• Task requirements
What lines of the data below hold the string "hide"? Copy each one.

Segment Start: Data

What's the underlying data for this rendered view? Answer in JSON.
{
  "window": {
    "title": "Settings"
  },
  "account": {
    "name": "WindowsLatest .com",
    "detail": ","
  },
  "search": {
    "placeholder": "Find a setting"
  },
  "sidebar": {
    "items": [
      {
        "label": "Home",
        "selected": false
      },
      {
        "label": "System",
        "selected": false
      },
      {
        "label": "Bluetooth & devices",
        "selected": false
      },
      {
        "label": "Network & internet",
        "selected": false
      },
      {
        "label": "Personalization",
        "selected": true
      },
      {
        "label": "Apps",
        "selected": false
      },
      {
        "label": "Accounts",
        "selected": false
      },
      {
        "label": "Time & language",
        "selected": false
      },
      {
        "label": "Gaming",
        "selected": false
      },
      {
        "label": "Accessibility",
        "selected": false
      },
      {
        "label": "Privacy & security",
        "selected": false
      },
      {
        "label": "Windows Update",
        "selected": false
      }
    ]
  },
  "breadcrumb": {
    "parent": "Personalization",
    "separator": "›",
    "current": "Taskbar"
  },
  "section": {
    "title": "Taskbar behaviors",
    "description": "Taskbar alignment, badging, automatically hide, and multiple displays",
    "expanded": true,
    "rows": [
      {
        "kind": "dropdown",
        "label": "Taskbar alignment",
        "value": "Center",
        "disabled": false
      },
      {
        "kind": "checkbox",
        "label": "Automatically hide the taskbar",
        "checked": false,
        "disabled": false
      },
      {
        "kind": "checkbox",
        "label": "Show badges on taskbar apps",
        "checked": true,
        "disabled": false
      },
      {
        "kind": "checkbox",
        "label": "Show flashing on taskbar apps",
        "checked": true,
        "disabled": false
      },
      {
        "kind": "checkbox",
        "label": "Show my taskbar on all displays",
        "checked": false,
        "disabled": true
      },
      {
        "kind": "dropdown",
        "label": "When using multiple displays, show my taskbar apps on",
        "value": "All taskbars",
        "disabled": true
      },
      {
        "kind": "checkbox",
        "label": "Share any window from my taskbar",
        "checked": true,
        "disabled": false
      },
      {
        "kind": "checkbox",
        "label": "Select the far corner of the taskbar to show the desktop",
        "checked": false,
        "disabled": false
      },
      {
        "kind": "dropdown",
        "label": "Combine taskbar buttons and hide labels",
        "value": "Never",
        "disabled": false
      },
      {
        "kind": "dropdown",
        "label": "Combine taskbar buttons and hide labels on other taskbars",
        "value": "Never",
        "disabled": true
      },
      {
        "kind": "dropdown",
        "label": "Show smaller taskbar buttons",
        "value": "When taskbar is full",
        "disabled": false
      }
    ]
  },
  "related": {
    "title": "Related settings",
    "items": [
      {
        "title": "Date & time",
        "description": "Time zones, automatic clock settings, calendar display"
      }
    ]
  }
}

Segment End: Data
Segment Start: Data

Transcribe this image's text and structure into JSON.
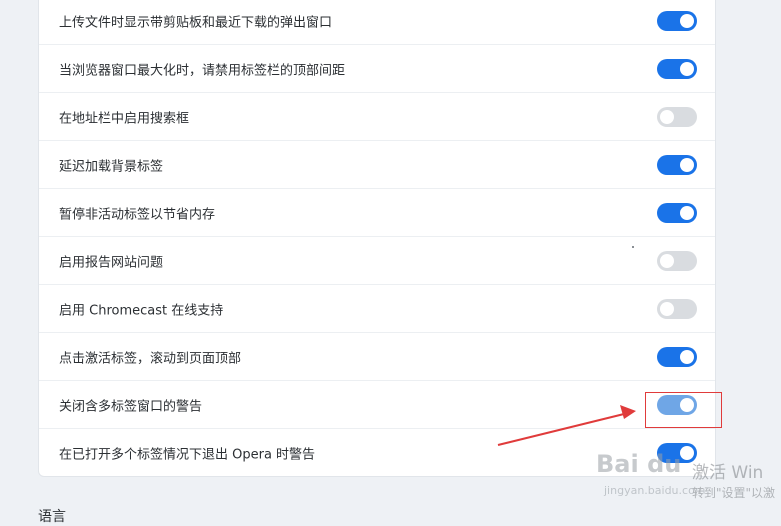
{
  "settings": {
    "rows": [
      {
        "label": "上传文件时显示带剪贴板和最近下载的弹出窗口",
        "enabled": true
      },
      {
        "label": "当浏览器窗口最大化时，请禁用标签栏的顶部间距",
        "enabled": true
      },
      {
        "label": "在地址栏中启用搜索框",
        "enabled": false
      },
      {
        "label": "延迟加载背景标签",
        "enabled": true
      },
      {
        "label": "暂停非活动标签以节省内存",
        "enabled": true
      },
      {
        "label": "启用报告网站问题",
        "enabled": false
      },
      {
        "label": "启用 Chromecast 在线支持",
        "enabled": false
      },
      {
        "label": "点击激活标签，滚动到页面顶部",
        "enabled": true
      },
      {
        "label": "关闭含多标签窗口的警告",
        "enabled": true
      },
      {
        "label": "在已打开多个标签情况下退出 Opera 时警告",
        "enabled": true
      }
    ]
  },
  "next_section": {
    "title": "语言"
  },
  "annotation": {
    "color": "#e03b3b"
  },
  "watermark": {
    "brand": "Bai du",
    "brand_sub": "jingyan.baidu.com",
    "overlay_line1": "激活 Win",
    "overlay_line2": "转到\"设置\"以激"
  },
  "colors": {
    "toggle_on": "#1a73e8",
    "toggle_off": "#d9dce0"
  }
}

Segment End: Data

• Task output
    "description": "Taskbar alignment, badging, automatically hide, and multiple displays",
        "label": "Automatically hide the taskbar",
        "label": "Combine taskbar buttons and hide labels",
        "label": "Combine taskbar buttons and hide labels on other taskbars",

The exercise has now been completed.